Keeping plot, action, and dialogue fresh can be a challenge. but Sol Stein can help you with that.
Who is Sol Stein, you ask?
He’s the writer of a great book on craft techniques and strategies, both fiction and nonfiction, and beyond. It’s titled, Stein On Writing. And why wouldn’t it be?
He suggests to spice up your drama, dialogue and plot, maybe give each participant a unique secret, kind of a whisper in their ear. Something that relates to the story, yet only is known by the person speaking. It may be a motive for a particular action, a desire for a specific result, a reason for having a lively conversation in the first place, etc. Provide something unique to each person that only they know to fuel their actions, motive and personal stance within your WIP. And no two characters get the same information at the same time. Intriguing for sure.
But it makes total sense, doesn’t it?
I mean, isn’t that what happens in real life? We take the bits and pieces of available information that specifically pertains to us and use that as our motivation in our conversations and dealings with people. Now, whether any of that information is accurate is a totally different story, but nonetheless, it affects us in everything we think and do.
From his book, Sol Stein says:

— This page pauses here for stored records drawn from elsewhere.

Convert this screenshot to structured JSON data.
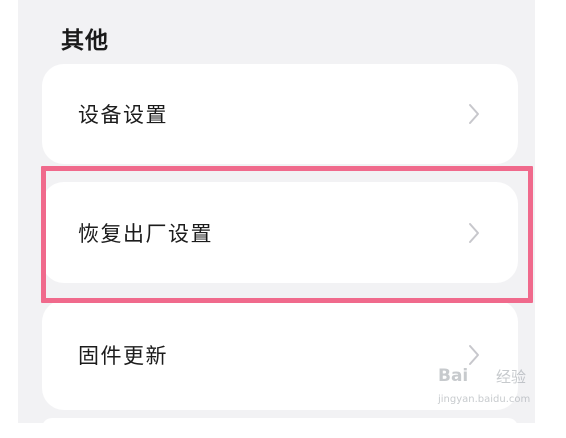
{
  "section": {
    "title": "其他"
  },
  "settings_items": [
    {
      "label": "设备设置"
    },
    {
      "label": "恢复出厂设置"
    },
    {
      "label": "固件更新"
    }
  ],
  "highlight": {
    "color": "#f06a8c",
    "target": "恢复出厂设置"
  },
  "watermark": {
    "brand": "Bai",
    "brand_suffix": "经验",
    "url": "jingyan.baidu.com"
  },
  "colors": {
    "background": "#f2f2f4",
    "card": "#ffffff",
    "text": "#1c1c1c",
    "chevron": "#c7c7cc"
  },
  "icons": {
    "chevron": "chevron-right-icon"
  }
}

“That’s what happens in life. Each of us enters into a conversation with another person with a script that is different from the other person’s script. The frequent result is disagreement and conflict–disagreeable in life and invaluable in writing, for conflict is the ingredient that makes action dramatic. When we get involved with other people, the chances of a clash are present even with people we love because we do not have the same scripts in our heads. And the tension is even greater when we are involved with an antagonist.”

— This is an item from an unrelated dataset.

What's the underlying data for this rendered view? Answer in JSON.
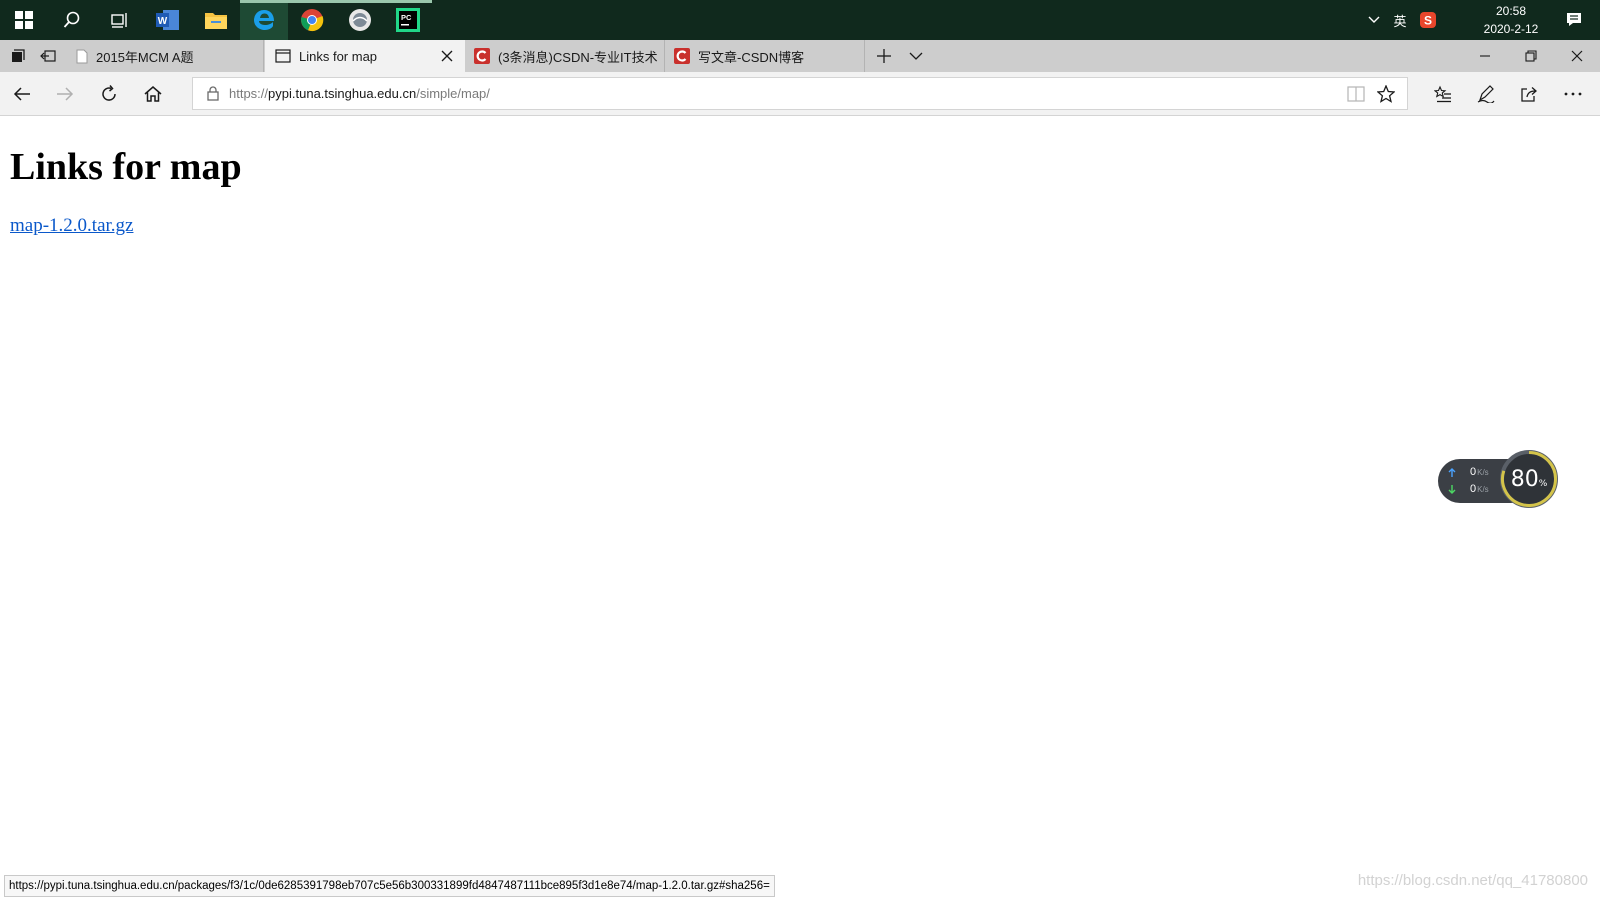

So there ya go, the secret to keeping your dialogue and plot action-oriented and full of drama.
Just like we want it to be.